Your assignment
Tally the lines of these entries that include "Esta"; respond with only that tally.

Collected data
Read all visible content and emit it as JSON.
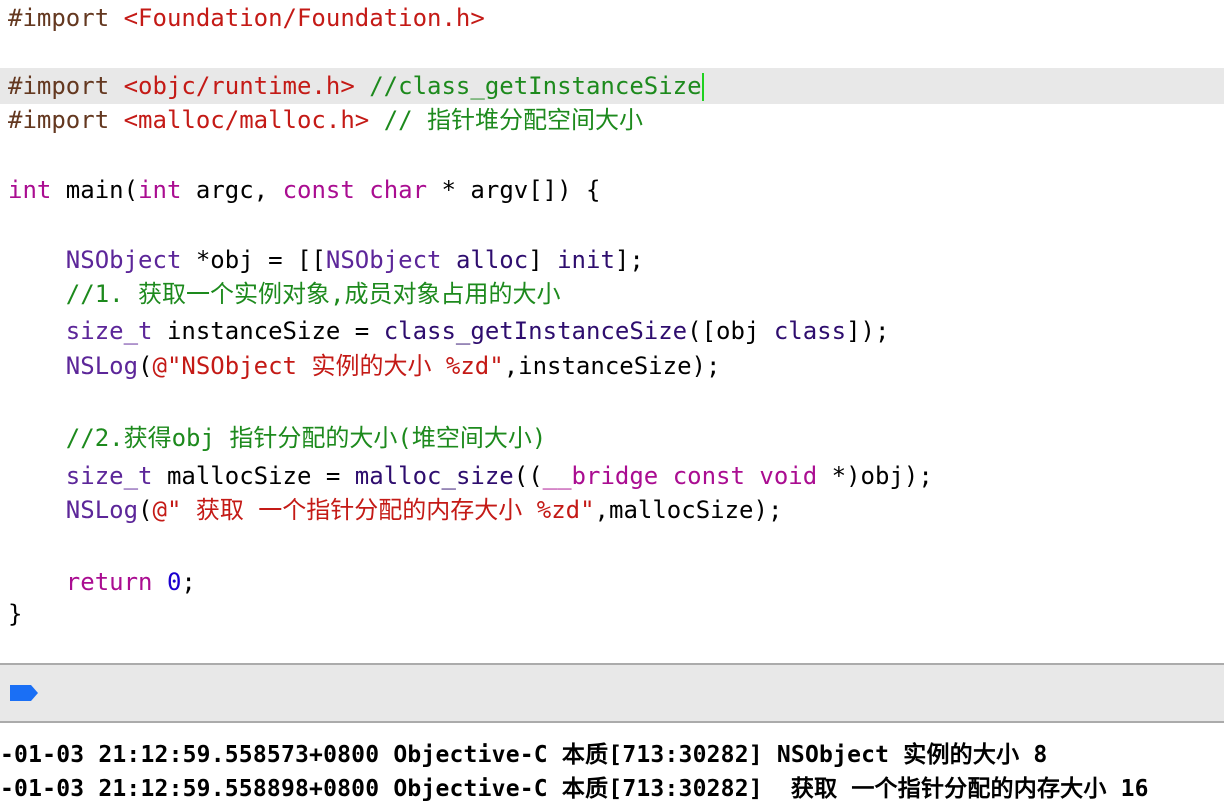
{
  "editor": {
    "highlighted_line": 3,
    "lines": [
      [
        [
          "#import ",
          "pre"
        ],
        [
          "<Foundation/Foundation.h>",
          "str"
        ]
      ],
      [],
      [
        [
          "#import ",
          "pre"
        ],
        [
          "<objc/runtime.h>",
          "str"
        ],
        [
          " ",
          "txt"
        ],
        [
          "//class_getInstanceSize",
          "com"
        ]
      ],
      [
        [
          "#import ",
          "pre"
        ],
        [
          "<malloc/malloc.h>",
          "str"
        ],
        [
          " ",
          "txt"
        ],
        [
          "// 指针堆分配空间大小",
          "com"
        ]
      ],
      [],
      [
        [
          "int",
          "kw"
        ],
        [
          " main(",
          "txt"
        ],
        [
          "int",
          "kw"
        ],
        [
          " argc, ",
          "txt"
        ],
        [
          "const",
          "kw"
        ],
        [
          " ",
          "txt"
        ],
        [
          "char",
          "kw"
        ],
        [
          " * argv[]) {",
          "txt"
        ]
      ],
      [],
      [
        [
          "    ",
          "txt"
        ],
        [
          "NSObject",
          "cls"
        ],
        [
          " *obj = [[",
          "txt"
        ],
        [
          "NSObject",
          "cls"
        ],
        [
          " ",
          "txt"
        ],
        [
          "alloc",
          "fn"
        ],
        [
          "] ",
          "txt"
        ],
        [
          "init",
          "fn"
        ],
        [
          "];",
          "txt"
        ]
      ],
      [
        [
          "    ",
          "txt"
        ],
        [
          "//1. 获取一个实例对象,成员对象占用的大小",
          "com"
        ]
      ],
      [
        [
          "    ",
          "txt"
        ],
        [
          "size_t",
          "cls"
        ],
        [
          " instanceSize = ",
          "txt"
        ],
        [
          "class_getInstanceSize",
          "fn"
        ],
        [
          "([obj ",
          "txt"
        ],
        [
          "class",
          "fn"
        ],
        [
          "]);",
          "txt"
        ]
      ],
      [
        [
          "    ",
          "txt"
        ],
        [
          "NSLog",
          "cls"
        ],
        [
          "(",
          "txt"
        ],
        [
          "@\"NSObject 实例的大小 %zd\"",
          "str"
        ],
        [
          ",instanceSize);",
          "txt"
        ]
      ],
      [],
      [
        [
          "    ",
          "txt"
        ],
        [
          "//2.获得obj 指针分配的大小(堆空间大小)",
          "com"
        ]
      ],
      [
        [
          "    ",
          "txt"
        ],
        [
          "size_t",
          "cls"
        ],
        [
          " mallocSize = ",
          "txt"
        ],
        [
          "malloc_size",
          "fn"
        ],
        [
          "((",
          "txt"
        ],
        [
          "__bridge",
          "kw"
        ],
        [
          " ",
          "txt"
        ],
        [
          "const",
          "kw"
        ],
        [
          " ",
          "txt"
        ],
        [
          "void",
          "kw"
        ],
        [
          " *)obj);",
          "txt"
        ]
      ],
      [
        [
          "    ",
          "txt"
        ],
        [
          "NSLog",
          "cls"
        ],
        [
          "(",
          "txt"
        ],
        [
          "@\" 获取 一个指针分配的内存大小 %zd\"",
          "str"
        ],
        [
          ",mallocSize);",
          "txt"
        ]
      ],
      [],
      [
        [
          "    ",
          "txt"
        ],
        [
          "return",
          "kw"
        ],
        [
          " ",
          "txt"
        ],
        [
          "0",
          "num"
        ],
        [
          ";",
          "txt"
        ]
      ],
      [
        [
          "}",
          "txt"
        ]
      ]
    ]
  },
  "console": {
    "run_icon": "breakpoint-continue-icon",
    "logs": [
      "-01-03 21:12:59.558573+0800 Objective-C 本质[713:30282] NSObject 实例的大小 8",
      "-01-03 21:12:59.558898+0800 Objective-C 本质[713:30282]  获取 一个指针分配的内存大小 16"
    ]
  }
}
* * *
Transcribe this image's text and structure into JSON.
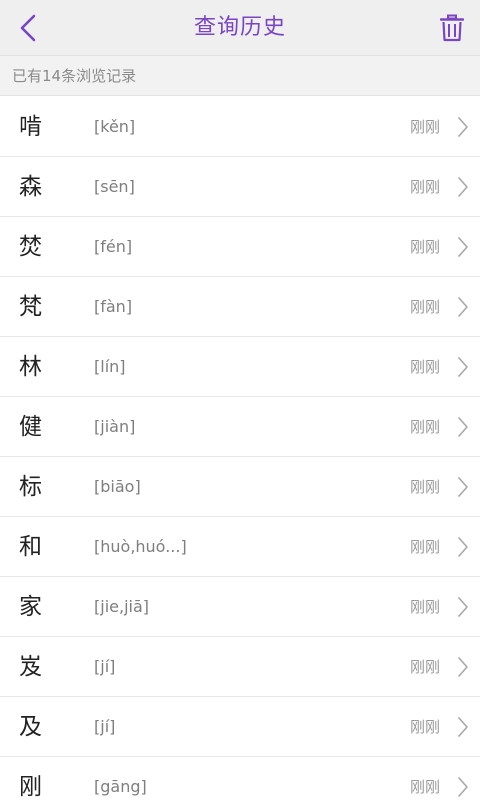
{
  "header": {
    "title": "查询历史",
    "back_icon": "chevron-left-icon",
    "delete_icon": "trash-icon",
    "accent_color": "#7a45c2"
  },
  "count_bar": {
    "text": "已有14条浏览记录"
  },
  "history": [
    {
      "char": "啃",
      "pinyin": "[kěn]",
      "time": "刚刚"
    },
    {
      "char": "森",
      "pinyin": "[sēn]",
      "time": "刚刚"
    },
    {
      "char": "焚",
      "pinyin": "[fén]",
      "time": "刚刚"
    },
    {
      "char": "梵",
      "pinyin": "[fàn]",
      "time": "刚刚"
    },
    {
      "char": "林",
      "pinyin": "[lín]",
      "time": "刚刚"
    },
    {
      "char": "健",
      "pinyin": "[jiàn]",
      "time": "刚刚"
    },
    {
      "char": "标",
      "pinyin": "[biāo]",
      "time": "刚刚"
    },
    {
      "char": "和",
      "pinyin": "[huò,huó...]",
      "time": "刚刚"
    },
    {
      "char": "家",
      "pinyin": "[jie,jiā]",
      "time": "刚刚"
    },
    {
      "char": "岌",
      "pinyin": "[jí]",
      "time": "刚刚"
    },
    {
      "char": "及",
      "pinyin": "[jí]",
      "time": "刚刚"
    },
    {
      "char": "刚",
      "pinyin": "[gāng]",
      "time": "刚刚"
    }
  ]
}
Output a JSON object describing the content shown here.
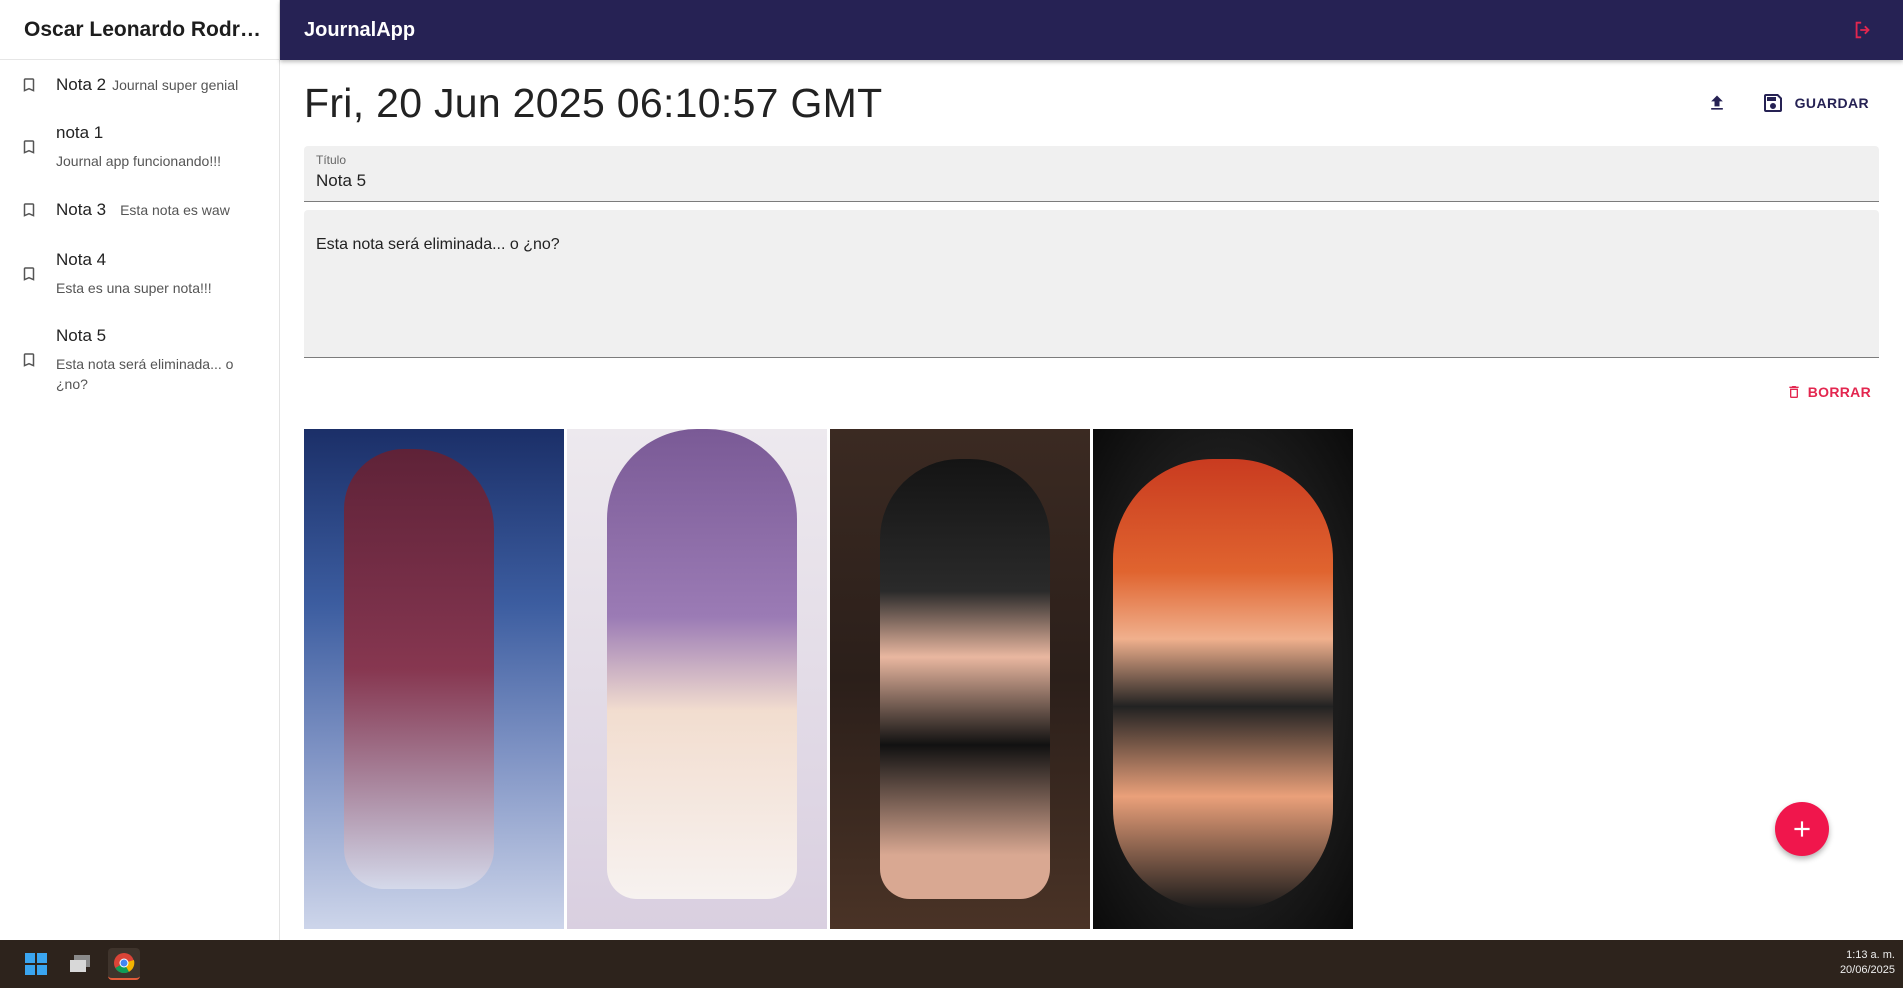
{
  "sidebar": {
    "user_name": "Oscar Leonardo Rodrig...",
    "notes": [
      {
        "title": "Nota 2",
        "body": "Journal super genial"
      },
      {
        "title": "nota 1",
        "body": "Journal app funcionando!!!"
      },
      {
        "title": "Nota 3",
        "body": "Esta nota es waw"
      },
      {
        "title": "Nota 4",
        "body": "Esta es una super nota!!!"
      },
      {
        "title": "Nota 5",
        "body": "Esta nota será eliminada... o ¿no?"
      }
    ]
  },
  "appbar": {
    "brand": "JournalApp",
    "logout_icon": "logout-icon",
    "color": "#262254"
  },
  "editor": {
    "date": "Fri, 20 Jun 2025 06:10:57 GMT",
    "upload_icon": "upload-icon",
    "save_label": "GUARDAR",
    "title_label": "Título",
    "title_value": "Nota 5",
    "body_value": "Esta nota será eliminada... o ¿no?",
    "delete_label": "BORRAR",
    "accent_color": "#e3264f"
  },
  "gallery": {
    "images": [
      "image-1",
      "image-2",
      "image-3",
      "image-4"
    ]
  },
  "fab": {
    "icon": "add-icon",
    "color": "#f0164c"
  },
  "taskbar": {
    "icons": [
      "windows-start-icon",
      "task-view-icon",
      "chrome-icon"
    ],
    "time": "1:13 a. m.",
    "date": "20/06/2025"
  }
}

Solution for this problem
4